Capturing Traffic for Terminal Applications


Product Fiddler Everywhere
Product Version 1.0.0 and above
Operating System macOS, Windows, Linux
3rd-party tools macOS Terminal, iTerm2, Command Prompt, PowerShell, Bash, Fish, Zsh


How can I set the Fiddler Everywhere proxy for commonly used command-line tools like Windows PowerShell, macOS Terminal, iTerm2, Command Prompt (Windows), Bash and other terminals or shell applications?

Capturing Traffic from Preconfigured Terminal

Fiddler Everywhere can automatically start a preconfigured terminal instance through the >_ Terminal button in the Live Traffic toolbar.

Use the Terminal button to start preconfigured terminal instane

You can set your preferred terminal application through Settings > Terminal > Default Terminal. The following options are available:

  • Command Prompt—Available only on Windows.
  • Windows PowerShell—Available only on Windows. Specfies the Windows PowerShell built on .NET Framework 4.5 and older versions.
  • PowerShell—Available only on Windows. Specfies the PowerShell built on .NET Core or the new .NET.
  • Terminal application—Available on macOS and Linux. This option will use the default shell environment, for example, bash, zsh, or sh.

The Fiddler's preconfigured terminal instance automatically proxies all requests made by curl or Node.js libraries (like https, request, axios, etc.) and all applications, which respect the http_proxy and https_proxy environment variables. Node.js and curl are configured to trust the Fiddler CA.

Example request made through the Node.js HTTPS library and proxied through Fiddler's preconfigured instance

Only the terminal instance opened by Fiddler will respect the proxy settings, so there is no need to reset the proxy to use other terminal instances. Note that if you close the Fiddler Everywhere application and leave the preconfigured terminal open, you will lose internet connectivity only for that terminal instance.
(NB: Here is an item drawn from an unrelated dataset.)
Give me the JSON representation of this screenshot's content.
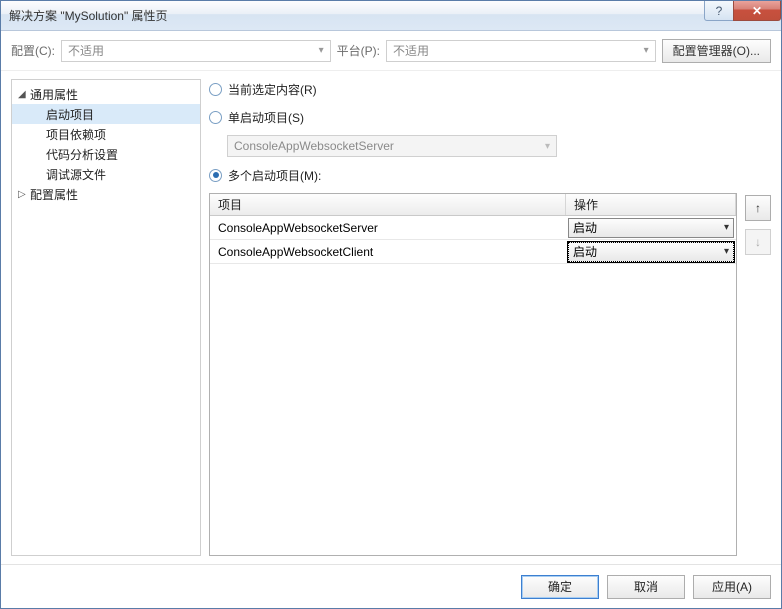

Localhost Traffic through a Preconfigured Terminal

Some frameworks, like the .NET Framework, are hardcoded not to send requests for localhost through any proxies, and as a proxy, Fiddler will not receive such traffic.

Because Windows PowerShell uses the .NET Framework (not to be confused with PowerShell which uses .NET Core), the localhost traffic won't be sent through the proxy. You can workaround the issue by using the Fiddler's aliases or adding a dot to the end of the localhost address (for example, localhost.:8080).

NET Traffic through a Preconfigured Terminal

Capturing traffic from curl or Node.js libraries does not require explicitly installing and trusting the Fiddler root CA (certificate authority) on the Fiddler host. However, this is a mandatory requirement for a NET application that executes HTTPS requests.

Learn how to install and trust the Fiddler root CA here...

Setting the Fiddler Proxy Explicitly

As an alternative to the preconfigured terminal option described above, you can also explcitly configure your terminal and shell applications to respect the Fiddler proxy nad trust the Fiddler CA. One way to achive that is to use the export command (for macOS and Linux) or the set command (for Windows) alongside the http_proxy and https_proxy variables. The export command will generate an environmental variable that will be included in a child process environment. It does not affect other already-existing settings.

The preconfigured terminal option allows you to quickly use a terminal alongside the Fiddler's proxy without having to worry about forgetting to unset the proxy address (so that you can continue using the terminal/shell application once Fiddler is turned off). In most cases, the preconfigured terminal should be your preferred choice as it sets the proxy only per the current session, which makes it considerably more comfortable for testing and debugging.

The following example demonstrates how to define the proxy settings through environmental variables on macOS and Linux.

export http_proxy=
export https_proxy=

The following example demonstrates how to define the proxy settings through environmental variables on Windows.

set http_proxy=
set https_proxy=

Once the Fiddler Everywhere proxy is set, you can immediately capture traffic through the terminal application.

The following example demonstrates how to request while using cURL through iTerm2 and intercept the traffic in Fiddler Everywhere.

curl --

Setting the Fiddler Root Certificate

Apart from setting the environment variables http_proxy and https_proxy, you can manually export and point your terminal application to explicitly use the Fiddler root certificate authority (for decrypting TLS traffic). You must use different global variables depending on the specific application/framework. For example, you could use variables like SSL_CERT_FILE and REQUESTS_CA_BUNDLE for configuring the Fiddler's CA within a Python application.

Resetting the Fiddler Proxy

Once debugging with Fiddler Everywhere, reset the current environment proxy by removing the Fiddler Everywhere proxy variables. You can use the unset command on macOS and Linux to achieve that. On Windows, you need to set an empty string.

The following example demonstrates how to unset the proxy on macOS and Linux.

unset http_proxy
unset https_proxy

The following example demonstrates how to unset the proxy on Windows.

set http_proxy=
set https_proxy=